How has wireless impacted the market? Where is it going?
The largest impact has been in reduced labor costs for installing sensors and switches in new and existing indoor spaces. Even with more expensive RF components, the labor savings can reduce the Capital Expense of the installation. Most of these applications are single switch / dimmer to a Passive infra-red “stick on” sensor. These solutions have been popular because the retrofit of an existing switch without a neutral wire prohibited the use of dual technology wall switch replacements. New developments in wall motion sensors have eliminated this limitation.
Scalable wireless solutions are moving towards unconditioned spaces such as parking lot, parking decks, and street lighting where connectivity and dimming are desired. IP based products and suppliers are growing quickly to meet this demand.
Future products may see inexpensive switches and dimmers that connect to the enterprise control networks for remote configuration, constant commissioning, and analytics in these low cost devices.
With so much functionality in electrical control systems; how can security integrity be maintained?
Control systems are moving from electrical systems to data communication systems. We will see that Internet Protocols will become the standard for end devices in a similar fashion that we see IP connectivity to our computer systems. If we follow that logical build up for controls than our security requirements are going to be very similar to our wireless PC network control systems
How do you envision the Smart City from a controls perspective?
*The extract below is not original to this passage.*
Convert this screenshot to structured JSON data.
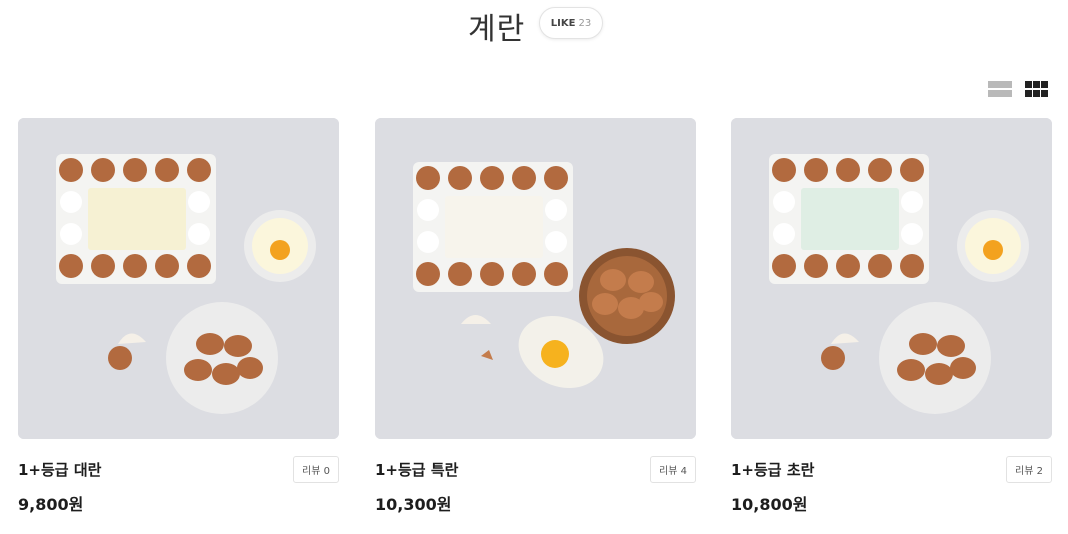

Smart cities will require partnerships across many boundaries to be successful. This includes new partners in our ecosystem including companies such as IBM, Cisco and Intel supporting the data communications infrastructure required for control and monitoring systems.
We expect wired and wireless networks as the backbone of the systems and web services to be a key element of delivering a smarter City. HVAC, electrical, security, video, traffic monitoring and emergency management systems will be components on a smarter city network infrastructure.
Funding for these projects will come from a variety of savings and cost avoidance from maintenance, energy, asset management and risk avoidance.
Often lighting control systems are looked at as a major capital expense. How can customers more effectively realize operational savings?
Some form of lighting control has always been provided in commercial spaces. In the past it may have just been a wall switch, timer, or photocell to provide the sequence of operation that an owner required. Automatic lighting control systems have moved from a discretionary expense to a requirement of the energy code for most commercial facilities.
When costs are evaluated, the entire expense may be seen as a major capital expense, but the reality is that the incremental costs of moving from manual controls to automatic controls is lower than what it first appears. National energy codes such as the IECC and ASHRAE 90.1 provide the minimum requirements for a reasonable payback for most commercial facilities. Going beyond these minimum requirements can reduce expenses in other areas including maintenance and liability.
What is the company doing to address the evolving marketplace and increasing competition?
WattStopper is focused on delivering products, services and software that simplify energy code required lighting and plug load controls, and leading the marketplace in performance based electrical control solutions. We have a product roadmap and technology road map where we are committed to delivering wired and wireless control systems for new and renovation projects. We will continue to develop programs for stock and flow business, while leading in open systems with industry partners that bring value to our customers through our pre-bid and post bid services team.
Where do you see WattStopper in the next few years?
We expect many changes in our products, technologies, services offered and our partners over the next five years. But we do not expect a change in our core values of being easy to work with, simplifying the energy code requirements, and delivering performance solutions to our clients.